→ Work to be completed: Each line below that carries the string "from" must appear in the answer.

[[ Recorded data open ]]

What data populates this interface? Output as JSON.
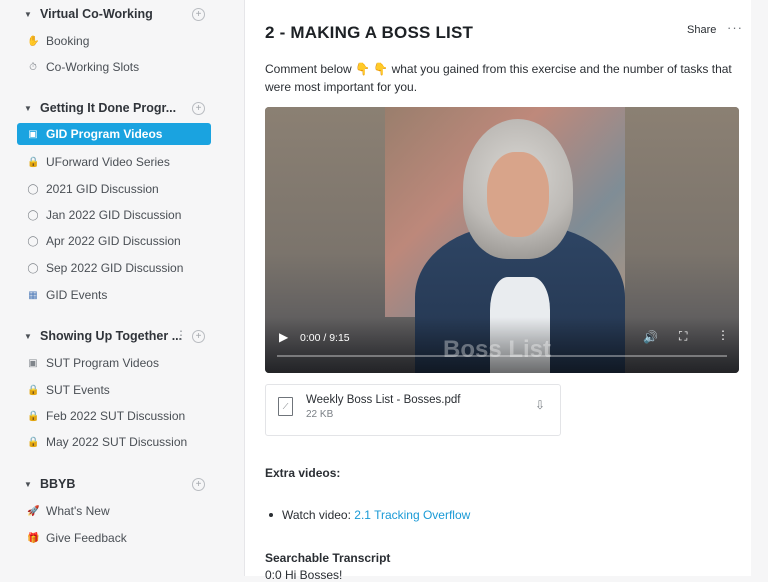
{
  "sidebar": {
    "groups": [
      {
        "title": "Virtual Co-Working",
        "items": [
          {
            "label": "Booking",
            "icon": "hand-wave-icon"
          },
          {
            "label": "Co-Working Slots",
            "icon": "stopwatch-icon"
          }
        ]
      },
      {
        "title": "Getting It Done Progr...",
        "items": [
          {
            "label": "GID Program Videos",
            "icon": "video-icon",
            "active": true
          },
          {
            "label": "UForward Video Series",
            "icon": "lock-icon"
          },
          {
            "label": "2021 GID Discussion",
            "icon": "chat-icon"
          },
          {
            "label": "Jan 2022 GID Discussion",
            "icon": "chat-icon"
          },
          {
            "label": "Apr 2022 GID Discussion",
            "icon": "chat-icon"
          },
          {
            "label": "Sep 2022 GID Discussion",
            "icon": "chat-icon"
          },
          {
            "label": "GID Events",
            "icon": "calendar-icon"
          }
        ]
      },
      {
        "title": "Showing Up Together ...",
        "items": [
          {
            "label": "SUT Program Videos",
            "icon": "video-icon"
          },
          {
            "label": "SUT Events",
            "icon": "lock-icon"
          },
          {
            "label": "Feb 2022 SUT Discussion",
            "icon": "lock-icon"
          },
          {
            "label": "May 2022 SUT Discussion",
            "icon": "lock-icon"
          }
        ]
      },
      {
        "title": "BBYB",
        "items": [
          {
            "label": "What's New",
            "icon": "rocket-icon"
          },
          {
            "label": "Give Feedback",
            "icon": "gift-icon"
          }
        ]
      }
    ]
  },
  "post": {
    "title": "2 - MAKING A BOSS LIST",
    "share_label": "Share",
    "more_label": "···",
    "description": "Comment below 👇 👇 what you gained from this exercise and the number of tasks that were most important for you.",
    "video": {
      "time": "0:00 / 9:15",
      "watermark": "Boss List",
      "progress": 0
    },
    "attachment": {
      "name": "Weekly Boss List - Bosses.pdf",
      "size": "22 KB"
    },
    "extra_heading": "Extra videos:",
    "bullet_prefix": "Watch video: ",
    "bullet_link": "2.1 Tracking Overflow",
    "transcript_heading": "Searchable Transcript",
    "transcript_first": "0:0 Hi Bosses!"
  },
  "colors": {
    "accent": "#1aa3e0",
    "link": "#1a9ad6"
  }
}
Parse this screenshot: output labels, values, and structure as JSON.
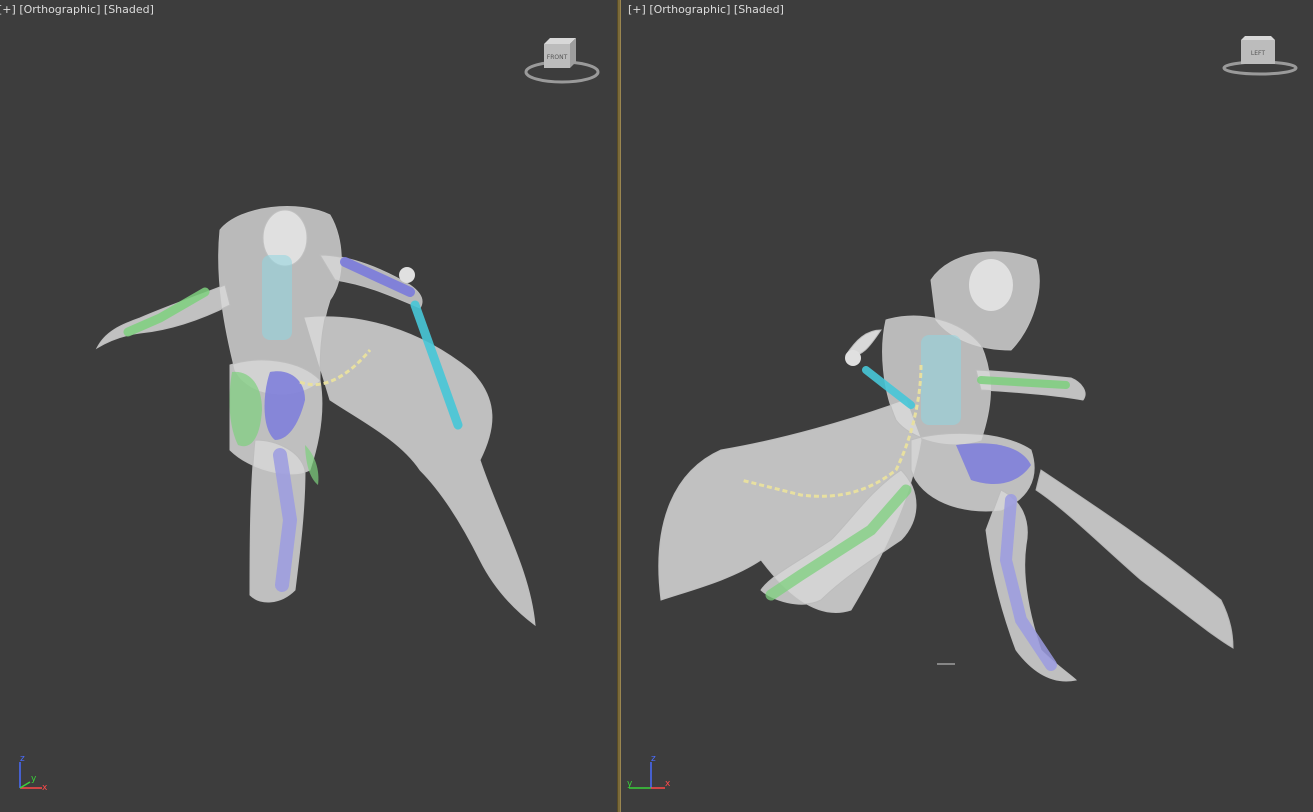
{
  "viewports": {
    "left": {
      "menu_plus": "[+]",
      "projection": "[Orthographic]",
      "shading": "[Shaded]",
      "viewcube_face": "FRONT",
      "axes": {
        "up": "z",
        "right": "y",
        "right2": "x"
      }
    },
    "right": {
      "menu_plus": "[+]",
      "projection": "[Orthographic]",
      "shading": "[Shaded]",
      "viewcube_face": "LEFT",
      "axes": {
        "up": "z",
        "left": "y",
        "right": "x"
      }
    }
  },
  "colors": {
    "background": "#3d3d3d",
    "splitter": "#7a6a3a",
    "mesh": "#d8d8d8",
    "bone_blue": "#7b7bdc",
    "bone_green": "#7ed07e",
    "bone_cyan": "#47c7d8",
    "chain_yellow": "#e8e0a0"
  }
}
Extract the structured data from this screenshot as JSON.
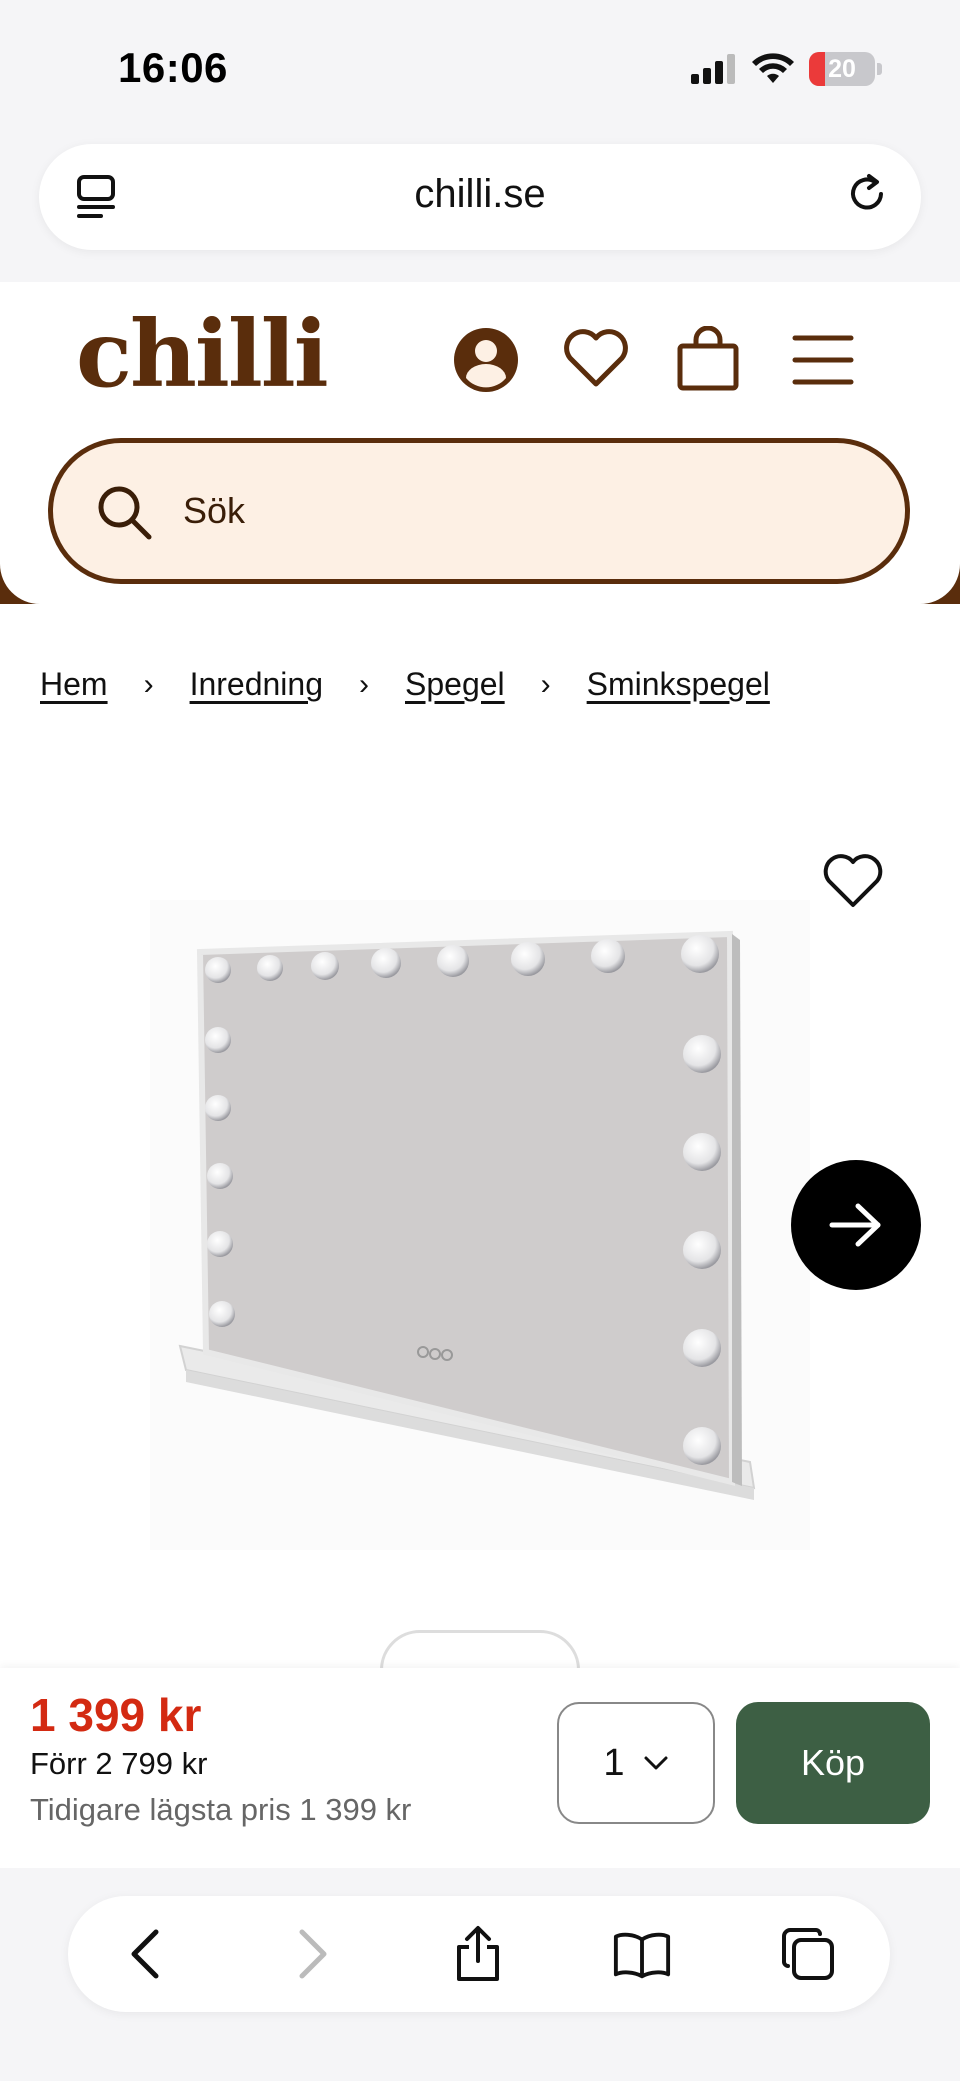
{
  "status_bar": {
    "time": "16:06",
    "battery": "20"
  },
  "browser": {
    "url": "chilli.se"
  },
  "site": {
    "logo": "chilli"
  },
  "search": {
    "placeholder": "Sök"
  },
  "breadcrumb": [
    "Hem",
    "Inredning",
    "Spegel",
    "Sminkspegel"
  ],
  "breadcrumb_sep": "›",
  "product": {
    "price": "1 399 kr",
    "was_price": "Förr 2 799 kr",
    "lowest_price": "Tidigare lägsta pris 1 399 kr",
    "quantity": "1",
    "buy_label": "Köp"
  },
  "colors": {
    "brand": "#5a2d0c",
    "search_bg": "#fdf0e4",
    "price": "#d32a12",
    "buy_button": "#3d5f44"
  }
}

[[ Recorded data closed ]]

→ Solved problem:
    "description": "Comment below 👇 👇 what you gained from this exercise and the number of tasks that were most important for you.",
Extract the structured data from this screenshot as JSON.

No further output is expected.